Instructions to follow |
Under this task are some entries; return every one of them exactly.

** Opening Listed entries block **

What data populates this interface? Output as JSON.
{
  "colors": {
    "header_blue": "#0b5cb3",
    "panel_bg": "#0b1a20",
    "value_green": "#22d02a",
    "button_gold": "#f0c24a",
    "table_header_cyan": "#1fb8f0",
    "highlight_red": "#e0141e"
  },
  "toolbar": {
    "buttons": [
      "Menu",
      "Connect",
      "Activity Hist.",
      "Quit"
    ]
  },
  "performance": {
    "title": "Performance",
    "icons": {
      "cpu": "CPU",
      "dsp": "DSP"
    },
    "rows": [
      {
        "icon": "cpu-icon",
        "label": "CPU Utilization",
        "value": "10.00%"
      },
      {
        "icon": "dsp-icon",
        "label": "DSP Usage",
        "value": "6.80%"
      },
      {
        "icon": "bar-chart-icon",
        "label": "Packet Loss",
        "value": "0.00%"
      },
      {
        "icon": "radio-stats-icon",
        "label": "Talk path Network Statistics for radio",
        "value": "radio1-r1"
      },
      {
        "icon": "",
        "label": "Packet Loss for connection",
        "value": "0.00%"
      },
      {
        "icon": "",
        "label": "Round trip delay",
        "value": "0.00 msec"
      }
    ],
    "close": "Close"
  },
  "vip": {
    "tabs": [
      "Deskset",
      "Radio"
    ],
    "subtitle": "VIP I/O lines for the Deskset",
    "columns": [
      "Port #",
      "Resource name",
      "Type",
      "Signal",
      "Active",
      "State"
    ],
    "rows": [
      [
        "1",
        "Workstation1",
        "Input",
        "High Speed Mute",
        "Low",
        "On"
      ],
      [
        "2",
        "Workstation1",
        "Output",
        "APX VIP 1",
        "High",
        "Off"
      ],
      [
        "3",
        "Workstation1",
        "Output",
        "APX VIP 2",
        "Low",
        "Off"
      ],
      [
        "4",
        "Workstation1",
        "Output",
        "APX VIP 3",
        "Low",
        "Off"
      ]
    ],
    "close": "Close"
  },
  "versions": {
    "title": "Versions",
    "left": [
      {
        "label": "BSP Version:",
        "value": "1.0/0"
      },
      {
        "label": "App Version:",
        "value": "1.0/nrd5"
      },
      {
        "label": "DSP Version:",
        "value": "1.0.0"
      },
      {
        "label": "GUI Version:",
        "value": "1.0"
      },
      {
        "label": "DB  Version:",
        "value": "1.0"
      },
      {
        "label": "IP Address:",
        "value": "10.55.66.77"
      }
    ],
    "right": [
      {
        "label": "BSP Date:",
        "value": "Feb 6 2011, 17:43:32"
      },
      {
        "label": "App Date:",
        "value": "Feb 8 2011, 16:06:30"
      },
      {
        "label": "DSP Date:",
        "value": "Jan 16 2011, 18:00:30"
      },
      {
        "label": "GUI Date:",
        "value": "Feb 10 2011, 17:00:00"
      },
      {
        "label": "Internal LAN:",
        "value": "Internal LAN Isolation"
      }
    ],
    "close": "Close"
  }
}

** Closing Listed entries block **

Answer area |
What data populates this interface? Output as JSON.
{
  "colors": {
    "header_blue": "#0b5cb3",
    "panel_bg": "#0b1a20",
    "value_green": "#22d02a",
    "button_gold": "#f0c24a",
    "table_header_cyan": "#1fb8f0",
    "highlight_red": "#e0141e"
  },
  "toolbar": {
    "buttons": [
      "Menu",
      "Connect",
      "Activity Hist.",
      "Quit"
    ]
  },
  "performance": {
    "title": "Performance",
    "icons": {
      "cpu": "CPU",
      "dsp": "DSP"
    },
    "rows": [
      {
        "icon": "cpu-icon",
        "label": "CPU Utilization",
        "value": "10.00%"
      },
      {
        "icon": "dsp-icon",
        "label": "DSP Usage",
        "value": "6.80%"
      },
      {
        "icon": "bar-chart-icon",
        "label": "Packet Loss",
        "value": "0.00%"
      },
      {
        "icon": "radio-stats-icon",
        "label": "Talk path Network Statistics for radio",
        "value": "radio1-r1"
      },
      {
        "icon": "",
        "label": "Packet Loss for connection",
        "value": "0.00%"
      },
      {
        "icon": "",
        "label": "Round trip delay",
        "value": "0.00 msec"
      }
    ],
    "close": "Close"
  },
  "vip": {
    "tabs": [
      "Deskset",
      "Radio"
    ],
    "subtitle": "VIP I/O lines for the Deskset",
    "columns": [
      "Port #",
      "Resource name",
      "Type",
      "Signal",
      "Active",
      "State"
    ],
    "rows": [
      [
        "1",
        "Workstation1",
        "Input",
        "High Speed Mute",
        "Low",
        "On"
      ],
      [
        "2",
        "Workstation1",
        "Output",
        "APX VIP 1",
        "High",
        "Off"
      ],
      [
        "3",
        "Workstation1",
        "Output",
        "APX VIP 2",
        "Low",
        "Off"
      ],
      [
        "4",
        "Workstation1",
        "Output",
        "APX VIP 3",
        "Low",
        "Off"
      ]
    ],
    "close": "Close"
  },
  "versions": {
    "title": "Versions",
    "left": [
      {
        "label": "BSP Version:",
        "value": "1.0/0"
      },
      {
        "label": "App Version:",
        "value": "1.0/nrd5"
      },
      {
        "label": "DSP Version:",
        "value": "1.0.0"
      },
      {
        "label": "GUI Version:",
        "value": "1.0"
      },
      {
        "label": "DB  Version:",
        "value": "1.0"
      },
      {
        "label": "IP Address:",
        "value": "10.55.66.77"
      }
    ],
    "right": [
      {
        "label": "BSP Date:",
        "value": "Feb 6 2011, 17:43:32"
      },
      {
        "label": "App Date:",
        "value": "Feb 8 2011, 16:06:30"
      },
      {
        "label": "DSP Date:",
        "value": "Jan 16 2011, 18:00:30"
      },
      {
        "label": "GUI Date:",
        "value": "Feb 10 2011, 17:00:00"
      },
      {
        "label": "Internal LAN:",
        "value": "Internal LAN Isolation"
      }
    ],
    "close": "Close"
  }
}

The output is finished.